▶ [Exercise description]
Your answer must be a single number: the count of lines in the records below that include the string "Medical".

##### Record excerpts

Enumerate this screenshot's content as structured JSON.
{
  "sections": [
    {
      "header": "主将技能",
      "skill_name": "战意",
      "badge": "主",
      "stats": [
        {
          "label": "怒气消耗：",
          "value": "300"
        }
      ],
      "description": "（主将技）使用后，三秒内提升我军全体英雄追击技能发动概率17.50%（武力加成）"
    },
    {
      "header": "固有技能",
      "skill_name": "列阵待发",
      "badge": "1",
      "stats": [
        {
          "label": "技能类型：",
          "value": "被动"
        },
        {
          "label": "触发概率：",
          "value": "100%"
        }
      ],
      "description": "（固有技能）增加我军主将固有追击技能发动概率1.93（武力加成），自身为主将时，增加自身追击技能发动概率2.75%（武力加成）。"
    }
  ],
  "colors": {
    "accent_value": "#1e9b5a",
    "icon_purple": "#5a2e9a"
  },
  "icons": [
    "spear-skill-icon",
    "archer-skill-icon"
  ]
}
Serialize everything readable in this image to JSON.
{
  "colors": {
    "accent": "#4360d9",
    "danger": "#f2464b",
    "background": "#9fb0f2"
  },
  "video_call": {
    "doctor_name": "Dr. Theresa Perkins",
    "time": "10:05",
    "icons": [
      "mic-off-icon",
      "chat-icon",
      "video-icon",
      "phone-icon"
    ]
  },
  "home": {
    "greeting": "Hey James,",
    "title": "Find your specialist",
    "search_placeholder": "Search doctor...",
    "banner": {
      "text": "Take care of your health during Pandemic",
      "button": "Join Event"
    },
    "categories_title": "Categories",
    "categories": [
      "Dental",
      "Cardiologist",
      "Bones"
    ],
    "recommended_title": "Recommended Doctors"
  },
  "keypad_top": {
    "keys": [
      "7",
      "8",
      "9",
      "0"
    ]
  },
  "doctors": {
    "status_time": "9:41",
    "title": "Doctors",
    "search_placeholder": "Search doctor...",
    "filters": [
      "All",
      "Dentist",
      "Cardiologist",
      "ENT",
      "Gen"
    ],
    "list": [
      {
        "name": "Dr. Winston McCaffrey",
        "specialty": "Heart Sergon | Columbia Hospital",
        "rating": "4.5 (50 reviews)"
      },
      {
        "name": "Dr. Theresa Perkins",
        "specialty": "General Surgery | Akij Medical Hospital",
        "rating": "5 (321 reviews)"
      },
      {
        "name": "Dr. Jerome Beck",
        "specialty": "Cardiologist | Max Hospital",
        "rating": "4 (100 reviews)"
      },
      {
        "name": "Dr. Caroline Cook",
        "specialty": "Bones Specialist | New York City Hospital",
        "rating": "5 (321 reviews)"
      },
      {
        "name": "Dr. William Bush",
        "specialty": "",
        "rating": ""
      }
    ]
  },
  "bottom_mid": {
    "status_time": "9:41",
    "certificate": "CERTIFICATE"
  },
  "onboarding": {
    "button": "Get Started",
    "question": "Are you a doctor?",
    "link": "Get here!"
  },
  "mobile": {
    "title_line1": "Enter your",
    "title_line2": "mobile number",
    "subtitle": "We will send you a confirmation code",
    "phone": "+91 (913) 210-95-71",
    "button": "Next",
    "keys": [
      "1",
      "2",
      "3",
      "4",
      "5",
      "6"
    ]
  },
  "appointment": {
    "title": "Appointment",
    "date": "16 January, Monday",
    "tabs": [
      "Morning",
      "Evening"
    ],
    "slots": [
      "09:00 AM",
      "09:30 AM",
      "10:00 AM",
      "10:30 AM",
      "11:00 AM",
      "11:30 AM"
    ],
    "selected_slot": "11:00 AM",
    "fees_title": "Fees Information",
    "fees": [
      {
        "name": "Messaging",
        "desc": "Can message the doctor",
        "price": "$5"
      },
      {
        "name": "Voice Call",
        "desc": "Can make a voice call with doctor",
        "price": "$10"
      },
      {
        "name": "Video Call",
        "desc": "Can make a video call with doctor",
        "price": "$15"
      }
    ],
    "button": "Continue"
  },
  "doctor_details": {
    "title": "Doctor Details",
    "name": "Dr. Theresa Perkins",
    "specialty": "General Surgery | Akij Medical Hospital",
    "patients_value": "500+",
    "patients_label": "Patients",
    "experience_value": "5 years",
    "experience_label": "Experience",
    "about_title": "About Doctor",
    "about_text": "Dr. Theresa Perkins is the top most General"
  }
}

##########

▶ [Response area]
2